WORK INSTRUCTIONS: Review the listing and copy each line that holds the word "Project".

ENTRIES SUPPLIED:
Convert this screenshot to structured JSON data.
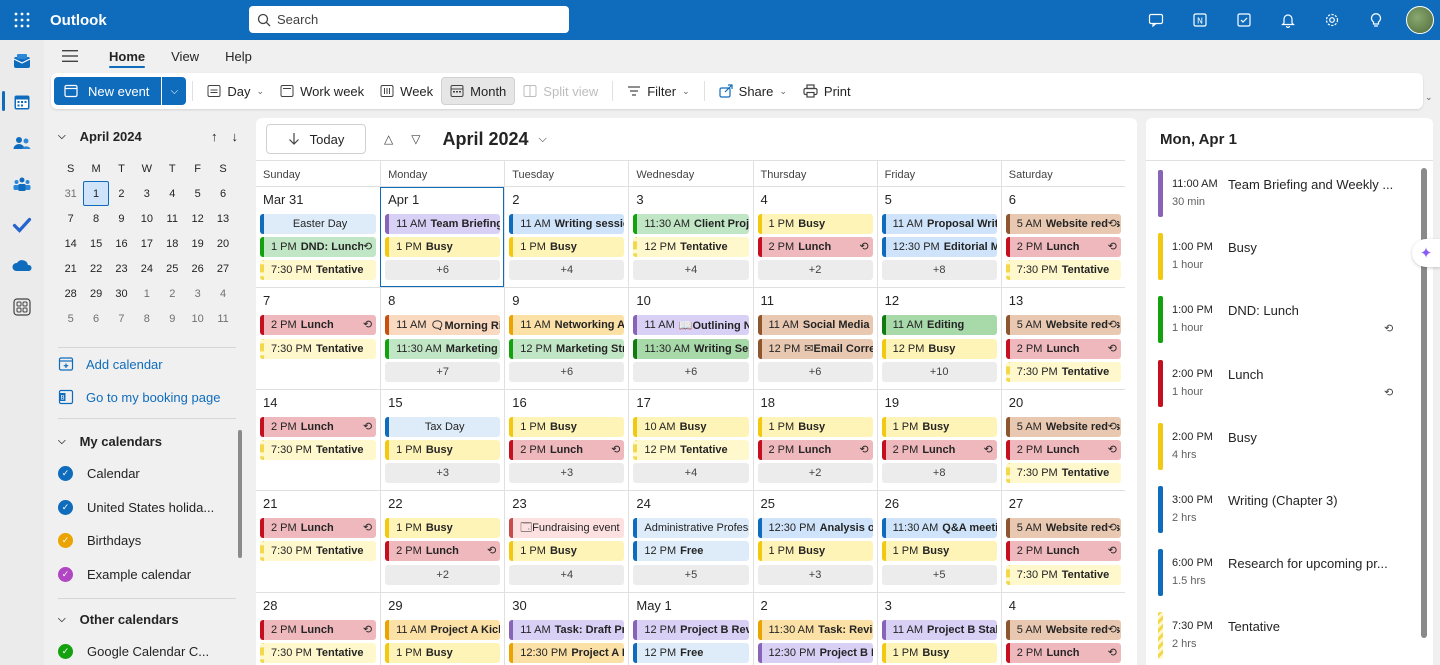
{
  "app": {
    "name": "Outlook"
  },
  "search": {
    "placeholder": "Search"
  },
  "menu": {
    "tabs": [
      "Home",
      "View",
      "Help"
    ]
  },
  "ribbon": {
    "new_event": "New event",
    "day": "Day",
    "work_week": "Work week",
    "week": "Week",
    "month": "Month",
    "split_view": "Split view",
    "filter": "Filter",
    "share": "Share",
    "print": "Print"
  },
  "minical": {
    "title": "April 2024",
    "dows": [
      "S",
      "M",
      "T",
      "W",
      "T",
      "F",
      "S"
    ],
    "weeks": [
      [
        "31",
        "1",
        "2",
        "3",
        "4",
        "5",
        "6"
      ],
      [
        "7",
        "8",
        "9",
        "10",
        "11",
        "12",
        "13"
      ],
      [
        "14",
        "15",
        "16",
        "17",
        "18",
        "19",
        "20"
      ],
      [
        "21",
        "22",
        "23",
        "24",
        "25",
        "26",
        "27"
      ],
      [
        "28",
        "29",
        "30",
        "1",
        "2",
        "3",
        "4"
      ],
      [
        "5",
        "6",
        "7",
        "8",
        "9",
        "10",
        "11"
      ]
    ]
  },
  "left": {
    "add_calendar": "Add calendar",
    "booking": "Go to my booking page",
    "my_calendars": "My calendars",
    "other_calendars": "Other calendars",
    "calendars": [
      {
        "name": "Calendar",
        "color": "#0f6cbd"
      },
      {
        "name": "United States holida...",
        "color": "#0f6cbd"
      },
      {
        "name": "Birthdays",
        "color": "#eaa300"
      },
      {
        "name": "Example calendar",
        "color": "#b146c2"
      }
    ],
    "other": [
      {
        "name": "Google Calendar C...",
        "color": "#13a10e"
      }
    ]
  },
  "main": {
    "today": "Today",
    "month_title": "April 2024",
    "dows": [
      "Sunday",
      "Monday",
      "Tuesday",
      "Wednesday",
      "Thursday",
      "Friday",
      "Saturday"
    ],
    "weeks": [
      [
        {
          "d": "Mar 31",
          "ev": [
            {
              "n": "Easter Day",
              "c": "lblue",
              "all": true
            },
            {
              "t": "1 PM",
              "n": "DND: Lunch",
              "c": "green",
              "r": true
            },
            {
              "t": "7:30 PM",
              "n": "Tentative",
              "c": "tent"
            }
          ]
        },
        {
          "d": "Apr 1",
          "sel": true,
          "ev": [
            {
              "t": "11 AM",
              "n": "Team Briefing",
              "c": "purple"
            },
            {
              "t": "1 PM",
              "n": "Busy",
              "c": "yellow"
            }
          ],
          "more": "+6"
        },
        {
          "d": "2",
          "ev": [
            {
              "t": "11 AM",
              "n": "Writing session",
              "c": "blue"
            },
            {
              "t": "1 PM",
              "n": "Busy",
              "c": "yellow"
            }
          ],
          "more": "+4"
        },
        {
          "d": "3",
          "ev": [
            {
              "t": "11:30 AM",
              "n": "Client Project",
              "c": "green"
            },
            {
              "t": "12 PM",
              "n": "Tentative",
              "c": "tent"
            }
          ],
          "more": "+4"
        },
        {
          "d": "4",
          "ev": [
            {
              "t": "1 PM",
              "n": "Busy",
              "c": "yellow"
            },
            {
              "t": "2 PM",
              "n": "Lunch",
              "c": "red",
              "r": true
            }
          ],
          "more": "+2"
        },
        {
          "d": "5",
          "ev": [
            {
              "t": "11 AM",
              "n": "Proposal Writing",
              "c": "blue"
            },
            {
              "t": "12:30 PM",
              "n": "Editorial Meeting",
              "c": "blue"
            }
          ],
          "more": "+8"
        },
        {
          "d": "6",
          "ev": [
            {
              "t": "5 AM",
              "n": "Website redesign",
              "c": "brown",
              "r": true
            },
            {
              "t": "2 PM",
              "n": "Lunch",
              "c": "red",
              "r": true
            },
            {
              "t": "7:30 PM",
              "n": "Tentative",
              "c": "tent"
            }
          ]
        }
      ],
      [
        {
          "d": "7",
          "ev": [
            {
              "t": "2 PM",
              "n": "Lunch",
              "c": "red",
              "r": true
            },
            {
              "t": "7:30 PM",
              "n": "Tentative",
              "c": "tent"
            }
          ]
        },
        {
          "d": "8",
          "ev": [
            {
              "t": "11 AM",
              "n": "🗨Morning Ritual",
              "c": "orange"
            },
            {
              "t": "11:30 AM",
              "n": "Marketing Strategy",
              "c": "green"
            }
          ],
          "more": "+7"
        },
        {
          "d": "9",
          "ev": [
            {
              "t": "11 AM",
              "n": "Networking A",
              "c": "gold"
            },
            {
              "t": "12 PM",
              "n": "Marketing Strategy",
              "c": "green"
            }
          ],
          "more": "+6"
        },
        {
          "d": "10",
          "ev": [
            {
              "t": "11 AM",
              "n": "📖Outlining N",
              "c": "purple"
            },
            {
              "t": "11:30 AM",
              "n": "Writing Session",
              "c": "ggreen"
            }
          ],
          "more": "+6"
        },
        {
          "d": "11",
          "ev": [
            {
              "t": "11 AM",
              "n": "Social Media Update",
              "c": "brown"
            },
            {
              "t": "12 PM",
              "n": "✉Email Correspondence",
              "c": "brown"
            }
          ],
          "more": "+6"
        },
        {
          "d": "12",
          "ev": [
            {
              "t": "11 AM",
              "n": "Editing",
              "c": "ggreen"
            },
            {
              "t": "12 PM",
              "n": "Busy",
              "c": "yellow"
            }
          ],
          "more": "+10"
        },
        {
          "d": "13",
          "ev": [
            {
              "t": "5 AM",
              "n": "Website redesign",
              "c": "brown",
              "r": true
            },
            {
              "t": "2 PM",
              "n": "Lunch",
              "c": "red",
              "r": true
            },
            {
              "t": "7:30 PM",
              "n": "Tentative",
              "c": "tent"
            }
          ]
        }
      ],
      [
        {
          "d": "14",
          "ev": [
            {
              "t": "2 PM",
              "n": "Lunch",
              "c": "red",
              "r": true
            },
            {
              "t": "7:30 PM",
              "n": "Tentative",
              "c": "tent"
            }
          ]
        },
        {
          "d": "15",
          "ev": [
            {
              "n": "Tax Day",
              "c": "lblue",
              "all": true
            },
            {
              "t": "1 PM",
              "n": "Busy",
              "c": "yellow"
            }
          ],
          "more": "+3"
        },
        {
          "d": "16",
          "ev": [
            {
              "t": "1 PM",
              "n": "Busy",
              "c": "yellow"
            },
            {
              "t": "2 PM",
              "n": "Lunch",
              "c": "red",
              "r": true
            }
          ],
          "more": "+3"
        },
        {
          "d": "17",
          "ev": [
            {
              "t": "10 AM",
              "n": "Busy",
              "c": "yellow"
            },
            {
              "t": "12 PM",
              "n": "Tentative",
              "c": "tent"
            }
          ],
          "more": "+4"
        },
        {
          "d": "18",
          "ev": [
            {
              "t": "1 PM",
              "n": "Busy",
              "c": "yellow"
            },
            {
              "t": "2 PM",
              "n": "Lunch",
              "c": "red",
              "r": true
            }
          ],
          "more": "+2"
        },
        {
          "d": "19",
          "ev": [
            {
              "t": "1 PM",
              "n": "Busy",
              "c": "yellow"
            },
            {
              "t": "2 PM",
              "n": "Lunch",
              "c": "red",
              "r": true
            }
          ],
          "more": "+8"
        },
        {
          "d": "20",
          "ev": [
            {
              "t": "5 AM",
              "n": "Website redesign",
              "c": "brown",
              "r": true
            },
            {
              "t": "2 PM",
              "n": "Lunch",
              "c": "red",
              "r": true
            },
            {
              "t": "7:30 PM",
              "n": "Tentative",
              "c": "tent"
            }
          ]
        }
      ],
      [
        {
          "d": "21",
          "ev": [
            {
              "t": "2 PM",
              "n": "Lunch",
              "c": "red",
              "r": true
            },
            {
              "t": "7:30 PM",
              "n": "Tentative",
              "c": "tent"
            }
          ]
        },
        {
          "d": "22",
          "ev": [
            {
              "t": "1 PM",
              "n": "Busy",
              "c": "yellow"
            },
            {
              "t": "2 PM",
              "n": "Lunch",
              "c": "red",
              "r": true
            }
          ],
          "more": "+2"
        },
        {
          "d": "23",
          "ev": [
            {
              "t": "",
              "n": "🗔Fundraising event",
              "c": "pink",
              "b": false
            },
            {
              "t": "1 PM",
              "n": "Busy",
              "c": "yellow"
            }
          ],
          "more": "+4"
        },
        {
          "d": "24",
          "ev": [
            {
              "t": "",
              "n": "Administrative Professionals Day",
              "c": "lblue",
              "b": false
            },
            {
              "t": "12 PM",
              "n": "Free",
              "c": "lblue"
            }
          ],
          "more": "+5"
        },
        {
          "d": "25",
          "ev": [
            {
              "t": "12:30 PM",
              "n": "Analysis of",
              "c": "blue"
            },
            {
              "t": "1 PM",
              "n": "Busy",
              "c": "yellow"
            }
          ],
          "more": "+3"
        },
        {
          "d": "26",
          "ev": [
            {
              "t": "11:30 AM",
              "n": "Q&A meeting",
              "c": "blue"
            },
            {
              "t": "1 PM",
              "n": "Busy",
              "c": "yellow"
            }
          ],
          "more": "+5"
        },
        {
          "d": "27",
          "ev": [
            {
              "t": "5 AM",
              "n": "Website redesign",
              "c": "brown",
              "r": true
            },
            {
              "t": "2 PM",
              "n": "Lunch",
              "c": "red",
              "r": true
            },
            {
              "t": "7:30 PM",
              "n": "Tentative",
              "c": "tent"
            }
          ]
        }
      ],
      [
        {
          "d": "28",
          "ev": [
            {
              "t": "2 PM",
              "n": "Lunch",
              "c": "red",
              "r": true
            },
            {
              "t": "7:30 PM",
              "n": "Tentative",
              "c": "tent"
            }
          ]
        },
        {
          "d": "29",
          "ev": [
            {
              "t": "11 AM",
              "n": "Project A Kickoff",
              "c": "gold"
            },
            {
              "t": "1 PM",
              "n": "Busy",
              "c": "yellow"
            }
          ]
        },
        {
          "d": "30",
          "ev": [
            {
              "t": "11 AM",
              "n": "Task: Draft Proposal",
              "c": "purple"
            },
            {
              "t": "12:30 PM",
              "n": "Project A Deadline",
              "c": "gold"
            }
          ]
        },
        {
          "d": "May 1",
          "ev": [
            {
              "t": "12 PM",
              "n": "Project B Review",
              "c": "purple"
            },
            {
              "t": "12 PM",
              "n": "Free",
              "c": "lblue"
            }
          ]
        },
        {
          "d": "2",
          "ev": [
            {
              "t": "11:30 AM",
              "n": "Task: Review",
              "c": "gold"
            },
            {
              "t": "12:30 PM",
              "n": "Project B Launch",
              "c": "purple"
            }
          ]
        },
        {
          "d": "3",
          "ev": [
            {
              "t": "11 AM",
              "n": "Project B Stakeholders",
              "c": "purple"
            },
            {
              "t": "1 PM",
              "n": "Busy",
              "c": "yellow"
            }
          ]
        },
        {
          "d": "4",
          "ev": [
            {
              "t": "5 AM",
              "n": "Website redesign",
              "c": "brown",
              "r": true
            },
            {
              "t": "2 PM",
              "n": "Lunch",
              "c": "red",
              "r": true
            }
          ]
        }
      ]
    ]
  },
  "agenda": {
    "title": "Mon, Apr 1",
    "items": [
      {
        "time": "11:00 AM",
        "dur": "30 min",
        "name": "Team Briefing and Weekly ...",
        "color": "#8764b8",
        "rep": false
      },
      {
        "time": "1:00 PM",
        "dur": "1 hour",
        "name": "Busy",
        "color": "#f2c811",
        "rep": false
      },
      {
        "time": "1:00 PM",
        "dur": "1 hour",
        "name": "DND: Lunch",
        "color": "#13a10e",
        "rep": true
      },
      {
        "time": "2:00 PM",
        "dur": "1 hour",
        "name": "Lunch",
        "color": "#c50f1f",
        "rep": true
      },
      {
        "time": "2:00 PM",
        "dur": "4 hrs",
        "name": "Busy",
        "color": "#f2c811",
        "rep": false
      },
      {
        "time": "3:00 PM",
        "dur": "2 hrs",
        "name": "Writing (Chapter 3)",
        "color": "#0f6cbd",
        "rep": false
      },
      {
        "time": "6:00 PM",
        "dur": "1.5 hrs",
        "name": "Research for upcoming pr...",
        "color": "#0f6cbd",
        "rep": false
      },
      {
        "time": "7:30 PM",
        "dur": "2 hrs",
        "name": "Tentative",
        "color": "#f2d84a",
        "rep": false
      }
    ]
  }
}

TASK RESULT:
              "n": "Client Project",
              "n": "Project A Kickoff",
              "n": "Project A Deadline",
              "n": "Project B Review",
              "n": "Project B Launch",
              "n": "Project B Stakeholders",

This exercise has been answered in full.